Over the years, dairy producers have really milked the creativity well to advertise their product. Remember when celebrities like Britney Spears, David Beckham and Jennifer Anniston sported milk mustaches to advertise the product?
Unfortunately for the dairy milk industry, all those pretty faces haven’t turned the tables. Since 1970, there’s been a 52% decline in the sale of fluid milk in the United States, with consumption dropping off most steeply over the last decade.
Looking to buck that trend, Dairy West — a consortium of dairy farmers and dairy companies in Idaho and Utah — have turned to students at BYU for some fresh ideas. A group of 25 food science, industrial design and graphic design students are helping address the decline by creating more appealing labels and packaging for cow milk.
The students designed 21 unique sets for milk jugs and milk cartons and then tested them out with potential consumers, first with a 100-person local sensory panel, followed by a national survey. All the designs popped, but three designs were the cream of the crop:
“Testing our packages among a 100-person sensory panel and a 600+ Qualtrics survey sample lent a critical real-world feel to this project,” said food science major Kanae Lee. “It was fun to realize the significance of consumer testing and feedback in creating a package that appeals to consumers.”
As a second part of the research project, the students also designed new unique packaging forms for the milk. They created their own brand, reimagined how people consume milk and created four new concepts:
- A paper carton containing edible seaweed-based plastic pods of milk.
- A rectangular reusable glass container to be used at a milk-refill stations in supermarkets.
- A compostable molded paper pulp container lined with seaweed-based plastic.
- Interlocking cartons that can stack on top of each other.
According to the three BYU professors overseeing the project — Bryan Howell (industrial design), Laura Jefferies (food science) and Linda Reynolds (graphic design) — the work will lead to multiple international publications and presentations.
An academic paper on the research is nearly prepared for submission to a food science journal, and a second paper aimed at a design journal is in the works as well.

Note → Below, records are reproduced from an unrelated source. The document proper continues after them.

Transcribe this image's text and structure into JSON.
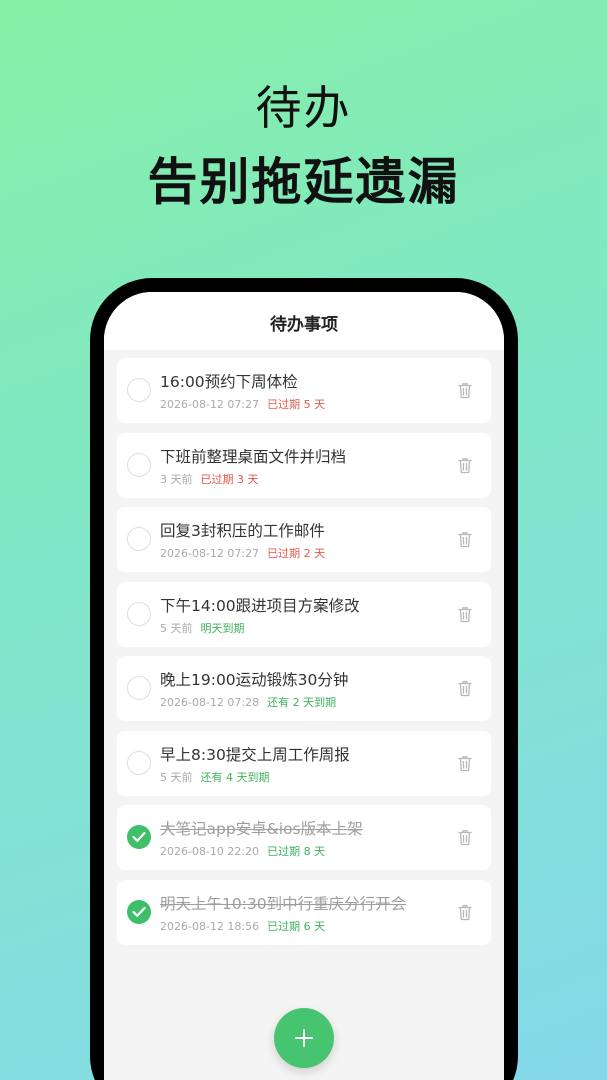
{
  "hero": {
    "line1": "待办",
    "line2": "告别拖延遗漏"
  },
  "appbar": {
    "title": "待办事项"
  },
  "colors": {
    "accent": "#46c46f",
    "overdue": "#e05a4a",
    "ok": "#3fb25f"
  },
  "todos": [
    {
      "title": "16:00预约下周体检",
      "time": "2026-08-12 07:27",
      "status": "已过期 5 天",
      "status_tone": "red",
      "done": false
    },
    {
      "title": "下班前整理桌面文件并归档",
      "time": "3 天前",
      "status": "已过期 3 天",
      "status_tone": "red",
      "done": false
    },
    {
      "title": "回复3封积压的工作邮件",
      "time": "2026-08-12 07:27",
      "status": "已过期 2 天",
      "status_tone": "red",
      "done": false
    },
    {
      "title": "下午14:00跟进项目方案修改",
      "time": "5 天前",
      "status": "明天到期",
      "status_tone": "green",
      "done": false
    },
    {
      "title": "晚上19:00运动锻炼30分钟",
      "time": "2026-08-12 07:28",
      "status": "还有 2 天到期",
      "status_tone": "green",
      "done": false
    },
    {
      "title": "早上8:30提交上周工作周报",
      "time": "5 天前",
      "status": "还有 4 天到期",
      "status_tone": "green",
      "done": false
    },
    {
      "title": "大笔记app安卓&ios版本上架",
      "time": "2026-08-10 22:20",
      "status": "已过期 8 天",
      "status_tone": "green",
      "done": true
    },
    {
      "title": "明天上午10:30到中行重庆分行开会",
      "time": "2026-08-12 18:56",
      "status": "已过期 6 天",
      "status_tone": "green",
      "done": true
    }
  ],
  "icons": {
    "delete": "trash-icon",
    "add": "plus-icon",
    "check": "checkmark-icon"
  }
}
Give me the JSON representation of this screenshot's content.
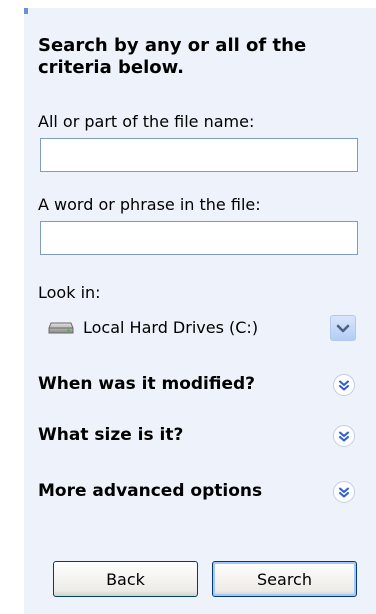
{
  "search_panel": {
    "heading": "Search by any or all of the criteria below.",
    "file_name_label": "All or part of the file name:",
    "file_name_value": "",
    "phrase_label": "A word or phrase in the file:",
    "phrase_value": "",
    "look_in_label": "Look in:",
    "look_in_selected": "Local Hard Drives (C:)",
    "sections": [
      {
        "label": "When was it modified?",
        "icon": "expand-chevron-icon"
      },
      {
        "label": "What size is it?",
        "icon": "expand-chevron-icon"
      },
      {
        "label": "More advanced options",
        "icon": "expand-chevron-icon"
      }
    ],
    "buttons": {
      "back": "Back",
      "search": "Search"
    }
  },
  "colors": {
    "panel_bg": "#eef3fb",
    "accent": "#2d5cd4",
    "input_border": "#7f9db9",
    "button_border": "#003c74"
  }
}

Several of the students on the team are also scheduled to present their findings this summer at conferences in Barcelona, Spain, and Nantes, France.
Creating new designs that are “over the moon” is one thing, but for the students, making interdisciplinary connections and carrying out academic research side-by-side with students outside their major has changed their BYU experience for the better.
“Interacting with students from other majors was the best part of this experience,” said industrial design major Rebecca Holbrook. “It was interesting working with graphic design students because we are all designers, but we have different approaches, and I enjoyed learning more about food science and venturing into the science corner of campus where I hardly ever go. I formed friendships with students who I normally wouldn’t have interacted with.”